Unlike California, in New York, there is no state fund. The Open Society Foundations have granted New York City $20 million, which is supposed to provide up to $1,000 per family for 20,000 undocumented families. As with California, the funding falls far short of the need; the city estimates that there are at least 127,000 undocumented residents.

For Guallpa, the shortfall just reinforces the need for members to self-organize. Guallpa relates, “We are supporting a group of women to come together to create masks.” Additionally, Guallpa says, “While we’re fighting to protect workers, we are also doing our work—relief fund, coordinating mutual aid (food, medicine, essential services), supporting workers to support each other.”

Of the nonprofit’s 12 staff, Guallpa adds, “We have 10 organizers who have been on the front lines responding to the needs of the community: access to food, references, basic sick time leave, supporting workers to have access to information about the virus, creating materials. A lot of our organizers are shifting ways of working, such as doing video calls.”

These calls include checking in to see whether the group’s members have contracted COVID-19—and, sadly, the news is not good in that regard.

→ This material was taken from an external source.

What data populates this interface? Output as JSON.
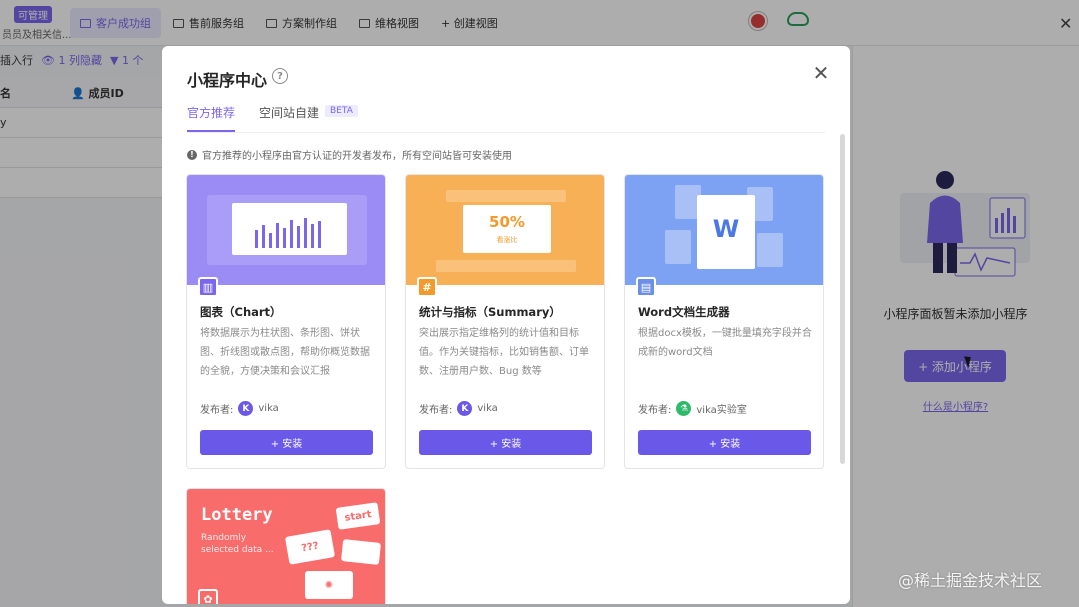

“Every day each organizer makes at least 10 calls,” Guallpa notes, and “out of those 10 calls, we know that at least six or seven are sick.” She adds, “A lot of our members have the symptoms of COVID-19, but they have not been tested. They are being turned away at the hospital and can’t get tested unless they are critically ill or have severe difficulties breathing.”

Who Is Essential? Revaluing Immigrant Workers

Noting the parallels with Sandy, and even 9/11 before that, Gaullpa contends that true civic preparedness requires that the immigrant community be at the center of city planning.

“The fact that that hasn’t happened,” she observes, “teaches us how cities are not really preparing to create inclusion when it comes to protecting the communities that are part of society and the economy.”

In response, she says, her nonprofit has been “preparing our members to be first responders, preparing leadership to become safety liaisons. We have created curriculum so that workers are the ones that are prepared.” Still, she adds, “it is not enough. We need an emergency response plan nationally that includes immigrant workers who happen to be on the front lines.”

“It’s also important to ensure that the voices of women are highlighted,” Guallpa added, “The day laborer community tends to be male dominated. It is important to highlight women workers who are on the frontline…We have a group of women who are making masks, distributing food.”

In New York City, Guallpa notes, for the first time, the subway will be shutting down regularly from 1–5 am daily for cleaning. Who will be on the cleaning crew? “A lot of them,” she notes, “are going to be women.”

I gratefully acknowledge research support provided by my colleague, Sofia Jarrin-Thomas.